I’m obsessed with keeping notebooks. I have drawers full of them for collecting thoughts and ideas generated during faculty meetings, conferences, and workshops. So many treasures: lists of things to do, illustrations to remind me how to replicate, questions, unfamiliar terms, and examples of strategies I want to remember.
So it’s hardly a surprise that notebooking is a key practice in my elementary science instruction! I’ve tried fancy hardcover notebooks with lines, formatted templates with space for drawing, and lined paper. But do you know what works best? The simplest option: blank papers stapled inside of a file folder. Why? Blank pages allow for flexibility and freedom.
Science notebooks evolve throughout the year along with students, becoming more complex as students gain a better understanding of how data is collected and recorded. For example, a kindergarten class starts off with a general notebook for gathering and recording information, then gradually to specific-topic notebooks. A second grade class starts with general observations, then moves towards formal data recording.
Here are four ways to use science notebooks:
1. Help students create their own reference sheets.
I use a direct approach sometimes, asking students to write down definitions or copy a specific diagram. These entries serve as references for students.
Common Core Standards ask students to construct viable arguments and critique the reasoning of others in math; ask and answer questions about key details in a text; and participate in collaborative conversations about topics and texts. Students are expected to explain their thinking and build on others’ talk in conversation.
But what if your students don’t speak English?

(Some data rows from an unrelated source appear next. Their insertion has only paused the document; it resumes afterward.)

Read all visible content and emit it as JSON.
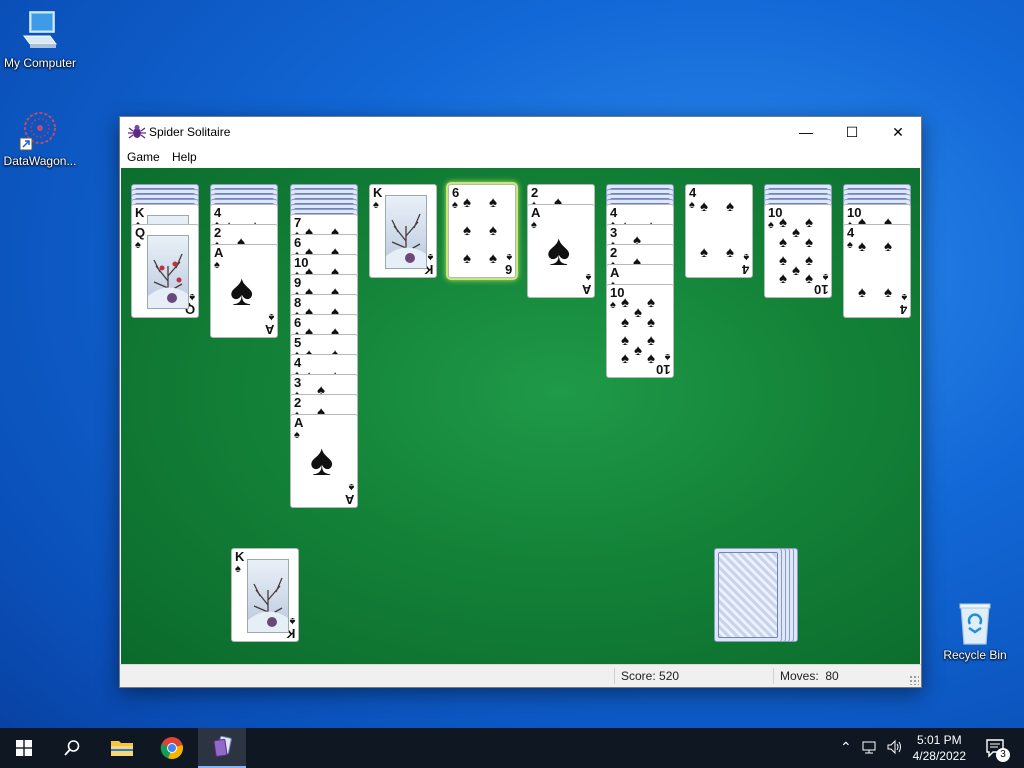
{
  "desktop": {
    "icons": [
      {
        "label": "My Computer"
      },
      {
        "label": "DataWagon..."
      },
      {
        "label": "Recycle Bin"
      }
    ]
  },
  "window": {
    "title": "Spider Solitaire",
    "controls": {
      "minimize": "—",
      "maximize": "☐",
      "close": "✕"
    },
    "menu": [
      "Game",
      "Help"
    ]
  },
  "status": {
    "score_label": "Score:",
    "score_value": "520",
    "moves_label": "Moves:",
    "moves_value": "80"
  },
  "game": {
    "suit": "♠",
    "columns": [
      {
        "hidden": 4,
        "face_up": [
          "K",
          "Q"
        ]
      },
      {
        "hidden": 4,
        "face_up": [
          "4",
          "2",
          "A"
        ]
      },
      {
        "hidden": 6,
        "face_up": [
          "7",
          "6",
          "10",
          "9",
          "8",
          "6",
          "5",
          "4",
          "3",
          "2",
          "A"
        ]
      },
      {
        "hidden": 0,
        "face_up": [
          "K"
        ]
      },
      {
        "hidden": 0,
        "face_up": [
          "6"
        ]
      },
      {
        "hidden": 0,
        "face_up": [
          "2",
          "A"
        ]
      },
      {
        "hidden": 4,
        "face_up": [
          "4",
          "3",
          "2",
          "A",
          "10"
        ]
      },
      {
        "hidden": 0,
        "face_up": [
          "4"
        ]
      },
      {
        "hidden": 4,
        "face_up": [
          "10"
        ]
      },
      {
        "hidden": 4,
        "face_up": [
          "10",
          "4"
        ]
      }
    ],
    "completed_foundation": [
      "K"
    ],
    "stock_piles": 5,
    "selected_card": "6"
  },
  "taskbar": {
    "time": "5:01 PM",
    "date": "4/28/2022",
    "notifications": "3"
  },
  "colors": {
    "felt": "#138238",
    "taskbar": "#0f1722",
    "desktop": "#1268d6"
  }
}
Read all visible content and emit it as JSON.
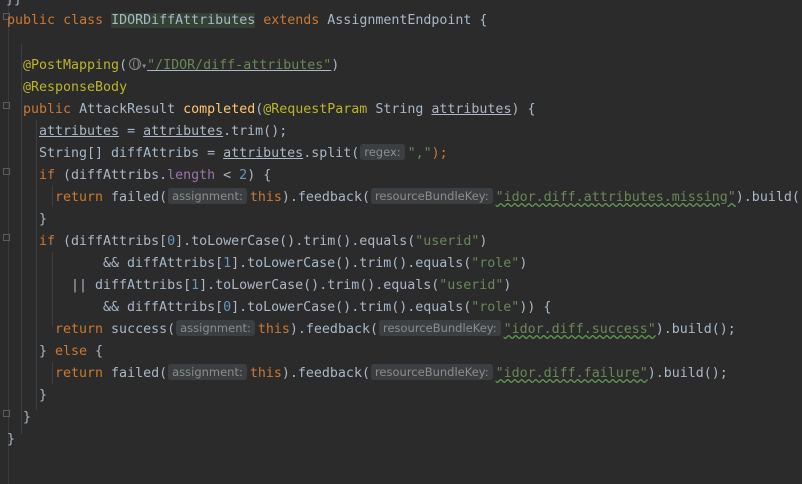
{
  "code": {
    "l_top_fragment": "}}",
    "l1_public": "public",
    "l1_class": "class",
    "l1_name": "IDORDiffAttributes",
    "l1_extends": "extends",
    "l1_parent": "AssignmentEndpoint {",
    "l3_annotation": "@PostMapping",
    "l3_path": "\"/IDOR/diff-attributes\"",
    "l4_annotation": "@ResponseBody",
    "l5_public": "public",
    "l5_type": "AttackResult",
    "l5_method": "completed",
    "l5_param_ann": "@RequestParam",
    "l5_param_type": "String",
    "l5_param_name": "attributes",
    "l5_rest": ") {",
    "l6_var": "attributes",
    "l6_eq": " = ",
    "l6_var2": "attributes",
    "l6_call": ".trim();",
    "l7_decl": "String[] diffAttribs = ",
    "l7_var": "attributes",
    "l7_call": ".split(",
    "l7_hint": "regex:",
    "l7_str": "\",\"",
    "l7_end": ");",
    "l8_if": "if",
    "l8_a": " (diffAttribs.",
    "l8_field": "length",
    "l8_b": " < ",
    "l8_num": "2",
    "l8_c": ") {",
    "l9_return": "return",
    "l9_a": " failed(",
    "l9_hint1": "assignment:",
    "l9_this": "this",
    "l9_b": ").feedback(",
    "l9_hint2": "resourceBundleKey:",
    "l9_str": "\"idor.diff.attributes.missing\"",
    "l9_c": ").build(",
    "l10_close": "}",
    "l11_if": "if",
    "l11_a": " (diffAttribs[",
    "l11_num": "0",
    "l11_b": "].toLowerCase().trim().equals(",
    "l11_str": "\"userid\"",
    "l11_c": ")",
    "l12_a": "&& diffAttribs[",
    "l12_num": "1",
    "l12_b": "].toLowerCase().trim().equals(",
    "l12_str": "\"role\"",
    "l12_c": ")",
    "l13_a": "|| diffAttribs[",
    "l13_num": "1",
    "l13_b": "].toLowerCase().trim().equals(",
    "l13_str": "\"userid\"",
    "l13_c": ")",
    "l14_a": "&& diffAttribs[",
    "l14_num": "0",
    "l14_b": "].toLowerCase().trim().equals(",
    "l14_str": "\"role\"",
    "l14_c": ")) {",
    "l15_return": "return",
    "l15_a": " success(",
    "l15_hint1": "assignment:",
    "l15_this": "this",
    "l15_b": ").feedback(",
    "l15_hint2": "resourceBundleKey:",
    "l15_str": "\"idor.diff.success\"",
    "l15_c": ").build();",
    "l16_a": "} ",
    "l16_else": "else",
    "l16_b": " {",
    "l17_return": "return",
    "l17_a": " failed(",
    "l17_hint1": "assignment:",
    "l17_this": "this",
    "l17_b": ").feedback(",
    "l17_hint2": "resourceBundleKey:",
    "l17_str": "\"idor.diff.failure\"",
    "l17_c": ").build();",
    "l18_close": "}",
    "l19_close": "}",
    "l20_close": "}"
  },
  "colors": {
    "background": "#2b2b2b",
    "keyword": "#cc7832",
    "annotation": "#bbb529",
    "string": "#6a8759",
    "number": "#6897bb",
    "field": "#9876aa",
    "method_declaration": "#ffc66d",
    "default_text": "#a9b7c6",
    "inlay_hint": "#8c8c8c"
  },
  "icons": {
    "url_mapping": "globe-icon",
    "url_mapping_dropdown": "chevron-down-icon"
  }
}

When teachers shift into Common Core Standards mode this fall, we must remember that although the standards are common, the students we teach are not. Read more
When I first began teaching, the arts were part of elementary school students’ daily curriculum. Tight budgets, high stakes testing, and a heavy focus on literacy, science, and math have brought an end to that. These days, teachers tend to incorporate the arts around the holidays or when there is “extra time.”
But the abandoned arts can help students to master Common Core standards: enhancing creativity, increasing self-confidence, promoting collaboration, and offering alternative way to assess learning.
Here are a few simple ways I integrate the arts in my classroom:
Read Jane’s Ideas
Confession: I look forward to parent conferences. I value the opportunity to connect with families face-to-face. But discussing report cards? Ugh. After 16 years of traditional parent conferences, I decided to make a good thing even better.
Student-led conferences intrigued me. The basic concept: students lead the conferences about their academic progress. They take ownership of their learning experience, sitting at the table with parents and teachers. Older students generally share their body of work through portfolios and work samples.
But how could it look for primary students? Nine years into implementing student-led conferences with primary students, I’ve found this is the key: have students demonstrate what they can do.